You are here

How did meteorologists predict monsoon, a season in advance?

Read time: 4 mins
  • Photo : Purabi Deshpande / Research Matters
    Photo : Purabi Deshpande / Research Matters

Yesterday, the Indian Meteorological Department predicted this year’s monsoon to be normal. But wait, we are still in the early summer months, right? How did they do that well ahead in time for our farmers to sow their seeds and plan their irrigation resources and for civic authorities to plan the distribution of water for domestic and industrial uses? With much of our country relying on monsoon, perfecting the art of predicting it right is necessary. Scientists have now perfected the art, thanks to a study published in Nature’s Scientific Reports, where the arrival of monsoon could be predicted as early as three months in advance!

Until now, the Indian Meteorological Department (IMD) was able to predict the arrival or onset of monsoon about fifteen days in advance. However, this is too less a time for farmers to completely plan their agricultural activities or water resources. That’s why researchers from Indian Institute of Tropical Meteorology (IITM) started thinking about the best way to crack this problem and have now devised a method to predict the arrival of monsoon a season in advance.

The arrival of monsoon is not a silent affair. Large scale changes occur in the atmosphere over the Arabian Sea, the Indian peninsula and the Indian Ocean before monsoon arrives in Kerala. Meteorologists study these changes, including rainfall, wind and radiations in the atmosphere, that occur only a few weeks earlier, to make predictions.

“Most of the present dynamical prediction system has the limitation of predicting monsoon onset date only 2-3 weeks in advance. The primary motive of our study was to show the possibility of using a global seasonal forecasting model (CFS v.2) to predict early or delayed onset from the large-scale atmosphere-ocean conditions during February itself”, said Mr. Maheswar Pradhan, a scientist at IITM and an author of the study.

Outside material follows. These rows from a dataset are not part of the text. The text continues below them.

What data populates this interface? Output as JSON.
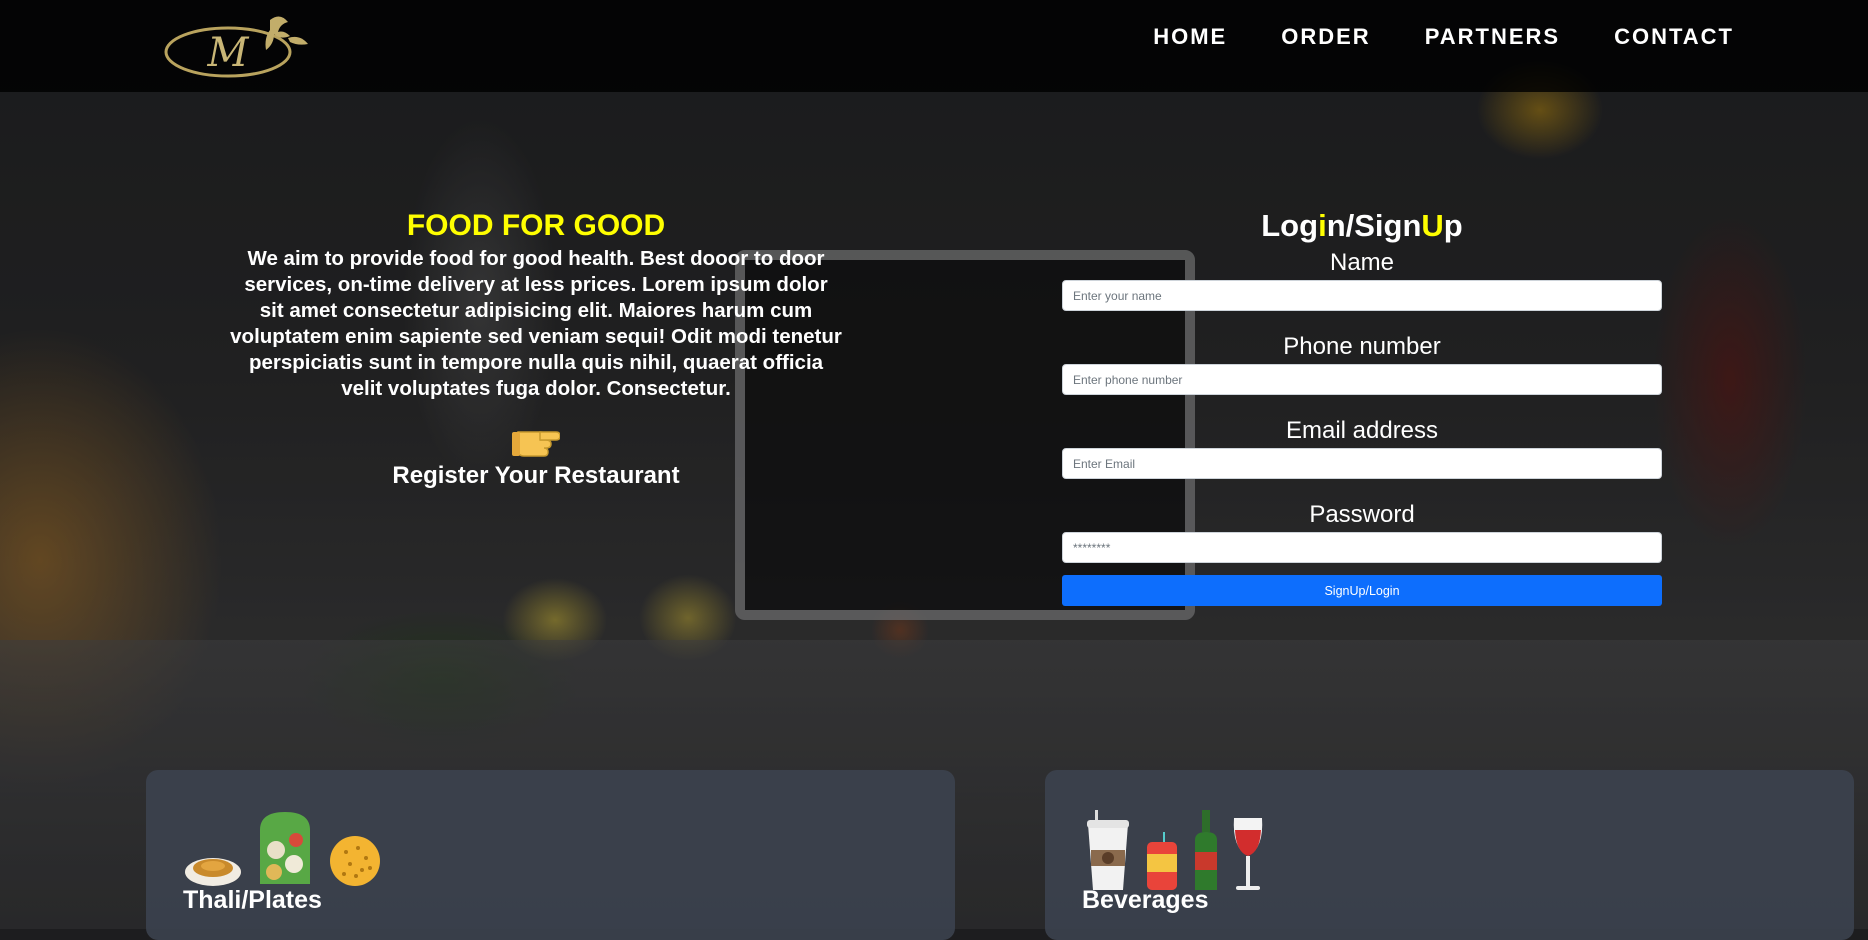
{
  "header": {
    "logo_letter": "M",
    "nav": [
      "HOME",
      "ORDER",
      "PARTNERS",
      "CONTACT"
    ]
  },
  "hero": {
    "title": "FOOD FOR GOOD",
    "description": "We aim to provide food for good health. Best dooor to door services, on-time delivery at less prices. Lorem ipsum dolor sit amet consectetur adipisicing elit. Maiores harum cum voluptatem enim sapiente sed veniam sequi! Odit modi tenetur perspiciatis sunt in tempore nulla quis nihil, quaerat officia velit voluptates fuga dolor. Consectetur.",
    "pointer_icon": "pointing-hand-icon",
    "register_link": "Register Your Restaurant"
  },
  "login": {
    "title_parts": [
      "Log",
      "i",
      "n/Sign",
      "U",
      "p"
    ],
    "highlight_color": "#ffff00",
    "name_label": "Name",
    "name_placeholder": "Enter your name",
    "phone_label": "Phone number",
    "phone_placeholder": "Enter phone number",
    "email_label": "Email address",
    "email_placeholder": "Enter Email",
    "password_label": "Password",
    "password_placeholder": "********",
    "submit_label": "SignUp/Login",
    "submit_color": "#0d6efd"
  },
  "cards": [
    {
      "title": "Thali/Plates",
      "icons": [
        "curry-bowl-icon",
        "thali-plate-icon",
        "biscuit-icon"
      ]
    },
    {
      "title": "Beverages",
      "icons": [
        "coffee-cup-icon",
        "soda-can-icon",
        "wine-bottle-icon",
        "wine-glass-icon"
      ]
    }
  ]
}
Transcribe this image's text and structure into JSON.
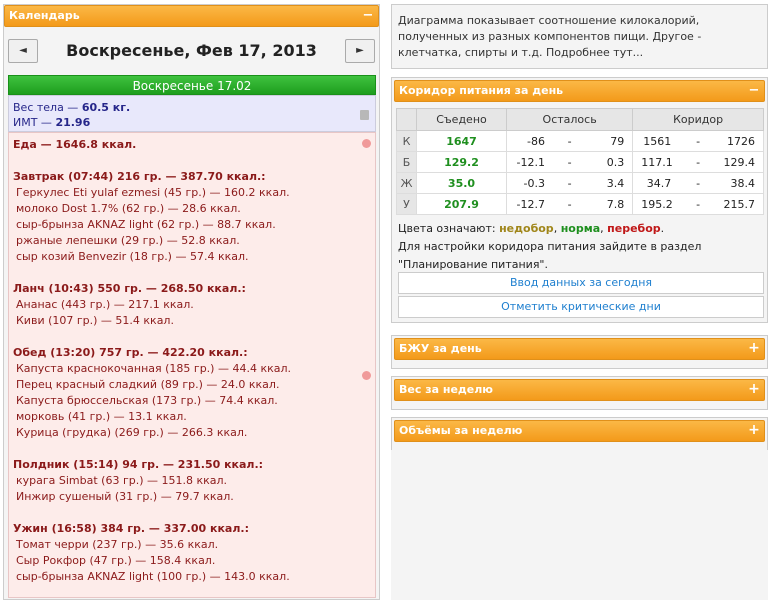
{
  "calendar": {
    "header": "Календарь",
    "toggle": "−",
    "prev": "◄",
    "next": "►",
    "title": "Воскресенье, Фев 17, 2013"
  },
  "day": {
    "bar": "Воскресенье 17.02",
    "weight_label": "Вес тела — ",
    "weight_value": "60.5 кг.",
    "bmi_label": "ИМТ — ",
    "bmi_value": "21.96",
    "food_total": "Еда — 1646.8 ккал.",
    "meals": [
      {
        "title": "Завтрак (07:44) 216 гр. — 387.70 ккал.:",
        "items": [
          "Геркулес Eti yulaf ezmesi (45 гр.) — 160.2 ккал.",
          "молоко Dost 1.7% (62 гр.) — 28.6 ккал.",
          "сыр-брынза AKNAZ light (62 гр.) — 88.7 ккал.",
          "ржаные лепешки (29 гр.) — 52.8 ккал.",
          "сыр козий Benvezir (18 гр.) — 57.4 ккал."
        ]
      },
      {
        "title": "Ланч (10:43) 550 гр. — 268.50 ккал.:",
        "items": [
          "Ананас (443 гр.) — 217.1 ккал.",
          "Киви (107 гр.) — 51.4 ккал."
        ]
      },
      {
        "title": "Обед (13:20) 757 гр. — 422.20 ккал.:",
        "items": [
          "Капуста краснокочанная (185 гр.) — 44.4 ккал.",
          "Перец красный сладкий (89 гр.) — 24.0 ккал.",
          "Капуста брюссельская (173 гр.) — 74.4 ккал.",
          "морковь (41 гр.) — 13.1 ккал.",
          "Курица (грудка) (269 гр.) — 266.3 ккал."
        ]
      },
      {
        "title": "Полдник (15:14) 94 гр. — 231.50 ккал.:",
        "items": [
          "курага Simbat (63 гр.) — 151.8 ккал.",
          "Инжир сушеный (31 гр.) — 79.7 ккал."
        ]
      },
      {
        "title": "Ужин (16:58) 384 гр. — 337.00 ккал.:",
        "items": [
          "Томат черри (237 гр.) — 35.6 ккал.",
          "Сыр Рокфор (47 гр.) — 158.4 ккал.",
          "сыр-брынза AKNAZ light (100 гр.) — 143.0 ккал."
        ]
      }
    ]
  },
  "description": "Диаграмма показывает соотношение килокалорий, полученных из разных компонентов пищи. Другое - клетчатка, спирты и т.д. Подробнее тут...",
  "corridor": {
    "header": "Коридор питания за день",
    "toggle": "−",
    "columns": [
      "",
      "Съедено",
      "Осталось",
      "Коридор"
    ],
    "rows": [
      {
        "label": "К",
        "eaten": "1647",
        "left_min": "-86",
        "left_max": "79",
        "corr_min": "1561",
        "corr_max": "1726"
      },
      {
        "label": "Б",
        "eaten": "129.2",
        "left_min": "-12.1",
        "left_max": "0.3",
        "corr_min": "117.1",
        "corr_max": "129.4"
      },
      {
        "label": "Ж",
        "eaten": "35.0",
        "left_min": "-0.3",
        "left_max": "3.4",
        "corr_min": "34.7",
        "corr_max": "38.4"
      },
      {
        "label": "У",
        "eaten": "207.9",
        "left_min": "-12.7",
        "left_max": "7.8",
        "corr_min": "195.2",
        "corr_max": "215.7"
      }
    ],
    "dash": "-",
    "legend_prefix": "Цвета означают: ",
    "under": "недобор",
    "norm": "норма",
    "over": "перебор",
    "setup_text": "Для настройки коридора питания зайдите в раздел \"Планирование питания\".",
    "btn_today": "Ввод данных за сегодня",
    "btn_critical": "Отметить критические дни"
  },
  "panels": {
    "bju": "БЖУ за день",
    "weight": "Вес за неделю",
    "volumes": "Объёмы за неделю",
    "plus": "+"
  }
}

The Indian monsoons depend not only on atmospheric changes, but also on global climatic phenomenon like the El Nino Southern Oscillations (ENSO), Indian Ocean Dipole (IOD), North Atlantic Oscillation (NAO) as well as Pacific Decadal Oscillations. These are patterns of climate variation which repeat after relatively long time periods. The researchers have used global circulation models (GCMs)--computer-based climate models used for weather forecasting—to capture these global weather patterns and make early predictions of monsoon.

Interestingly, when the monsoon arrives in Kerala, the temperature over the Indian peninsula becomes more than the temperature over the Indian Ocean. During other times, the temperature over Indian peninsula is lesser than the temperature over the ocean. The researchers used this phenomenon, called temperature inversion, in their models for monsoon prediction.

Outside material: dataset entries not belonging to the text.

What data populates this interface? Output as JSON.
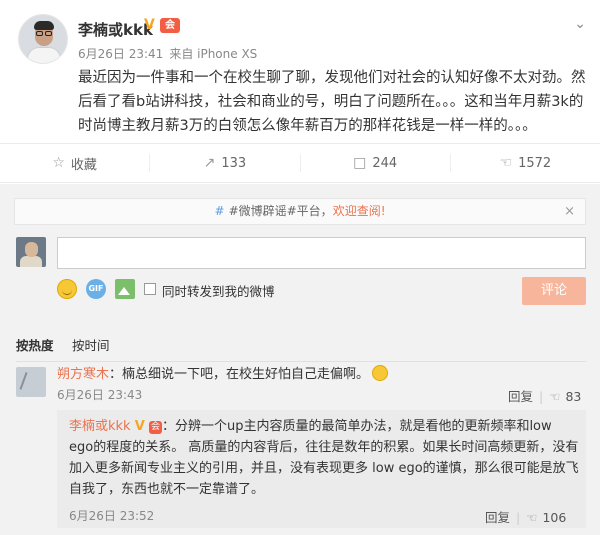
{
  "post": {
    "author": "李楠或kkk",
    "verified_badge": "V",
    "vip_badge": "会",
    "timestamp": "6月26日 23:41",
    "source": "来自 iPhone XS",
    "text": "最近因为一件事和一个在校生聊了聊，发现他们对社会的认知好像不太对劲。然后看了看b站讲科技，社会和商业的号，明白了问题所在。。。这和当年月薪3k的时尚博主教月薪3万的白领怎么像年薪百万的那样花钱是一样一样的。。。",
    "more_icon": "chevron-down-icon"
  },
  "actions": {
    "favorite_label": "收藏",
    "repost_count": "133",
    "comment_count": "244",
    "like_count": "1572"
  },
  "notice": {
    "prefix": "#微博辟谣#平台，",
    "link": "欢迎查阅!",
    "close": "×"
  },
  "composer": {
    "repost_label": "同时转发到我的微博",
    "submit_label": "评论"
  },
  "sort": {
    "hot_label": "按热度",
    "time_label": "按时间"
  },
  "comments": [
    {
      "nick": "朔方寒木",
      "text": "：楠总细说一下吧，在校生好怕自己走偏啊。",
      "time": "6月26日 23:43",
      "reply_label": "回复",
      "likes": "83",
      "reply": {
        "nick": "李楠或kkk",
        "verified_badge": "V",
        "vip_badge": "会",
        "text": "：分辨一个up主内容质量的最简单办法，就是看他的更新频率和low ego的程度的关系。 高质量的内容背后，往往是数年的积累。如果长时间高频更新，没有加入更多新闻专业主义的引用，并且，没有表现更多 low ego的谨慎，那么很可能是放飞自我了，东西也就不一定靠谱了。",
        "time": "6月26日 23:52",
        "reply_label": "回复",
        "likes": "106"
      }
    }
  ]
}
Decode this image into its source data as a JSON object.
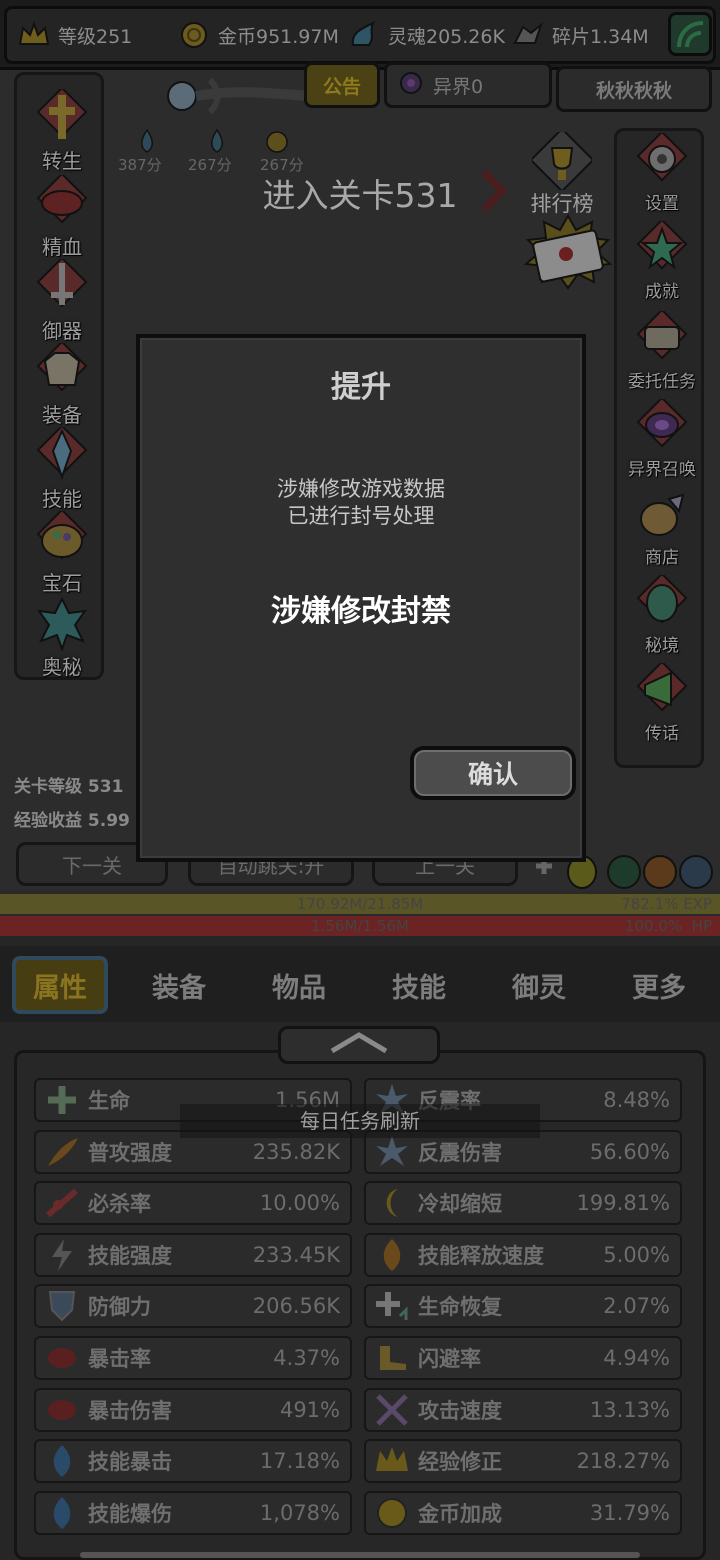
{
  "resources": {
    "level": "等级251",
    "gold": "金币951.97M",
    "soul": "灵魂205.26K",
    "shard": "碎片1.34M"
  },
  "header_tabs": {
    "notice": "公告",
    "otherworld": "异界0",
    "player_name": "秋秋秋秋"
  },
  "scores": [
    "387分",
    "267分",
    "267分"
  ],
  "stage_title": "进入关卡531",
  "ranking": "排行榜",
  "left_menu": [
    "转生",
    "精血",
    "御器",
    "装备",
    "技能",
    "宝石",
    "奥秘"
  ],
  "right_menu": [
    "设置",
    "成就",
    "委托任务",
    "异界召唤",
    "商店",
    "秘境",
    "传话"
  ],
  "stage_info": {
    "level_label": "关卡等级 531",
    "exp_label": "经验收益 5.99"
  },
  "stage_buttons": {
    "next": "下一关",
    "auto": "自动跳关:开",
    "prev": "上一关"
  },
  "exp_bar": {
    "value": "170.92M/21.85M",
    "percent": "782.1%",
    "label": "EXP",
    "fill": 1.0
  },
  "hp_bar": {
    "value": "1.56M/1.56M",
    "percent": "100.0%",
    "label": "HP",
    "fill": 1.0
  },
  "bottom_tabs": [
    "属性",
    "装备",
    "物品",
    "技能",
    "御灵",
    "更多"
  ],
  "active_tab": "属性",
  "toast": "每日任务刷新",
  "stats": [
    {
      "name": "生命",
      "value": "1.56M"
    },
    {
      "name": "反震率",
      "value": "8.48%"
    },
    {
      "name": "普攻强度",
      "value": "235.82K"
    },
    {
      "name": "反震伤害",
      "value": "56.60%"
    },
    {
      "name": "必杀率",
      "value": "10.00%"
    },
    {
      "name": "冷却缩短",
      "value": "199.81%"
    },
    {
      "name": "技能强度",
      "value": "233.45K"
    },
    {
      "name": "技能释放速度",
      "value": "5.00%"
    },
    {
      "name": "防御力",
      "value": "206.56K"
    },
    {
      "name": "生命恢复",
      "value": "2.07%"
    },
    {
      "name": "暴击率",
      "value": "4.37%"
    },
    {
      "name": "闪避率",
      "value": "4.94%"
    },
    {
      "name": "暴击伤害",
      "value": "491%"
    },
    {
      "name": "攻击速度",
      "value": "13.13%"
    },
    {
      "name": "技能暴击",
      "value": "17.18%"
    },
    {
      "name": "经验修正",
      "value": "218.27%"
    },
    {
      "name": "技能爆伤",
      "value": "1,078%"
    },
    {
      "name": "金币加成",
      "value": "31.79%"
    }
  ],
  "dialog": {
    "title": "提升",
    "message_line1": "涉嫌修改游戏数据",
    "message_line2": "已进行封号处理",
    "ban_text": "涉嫌修改封禁",
    "confirm": "确认"
  },
  "colors": {
    "exp_bar": "#5a5526",
    "hp_bar": "#6b2323",
    "active_tab_bg": "#463d12",
    "active_tab_text": "#8a7420"
  }
}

For this study, the researchers used data from the United State’s National Center for Atmospheric Research (NCAR) and the National Centers for Environmental Prediction (NCEP) and predicted the monsoon onset date for a period of 26 years (from 1982 to 2008). They then compared their predictions with the actual IMD data for the same period on the arrival of monsoon.

The results showed that the mean onset date predicted by the study was 30th May, whereas the mean date as per data from IMD was 2nd June. More interestingly, the new model could predict the variation in the arrival of monsoon with considerable accuracy. “It is found that the model prediction has a good has a hit rate of 60-70% for early and delayed onset. In other words, out of 10 early or delay years, 6-7 are captured correctly”, said Mr. Pradhan. They also observed that global sea surface temperatures have a considerable influence on the arrival of monsoon in India; higher sea surface temperatures over Pacific and Indian Ocean caused delays.

The researchers are now working towards improving this model by adding a few more parameters that can help in improving the accuracy of the model. “In the current setup (models), monsoon onset variability is largely controlled by EL-Nino & Southern Oscillation. We need to identify more parameters that influence monsoon and improve the simulation of these drivers in order to further improve the prediction skill”, remarks Mr. Pradhan, talking about the future plans.

Editors Note: An earlier version of the article was inadvertently published. The error is regretted.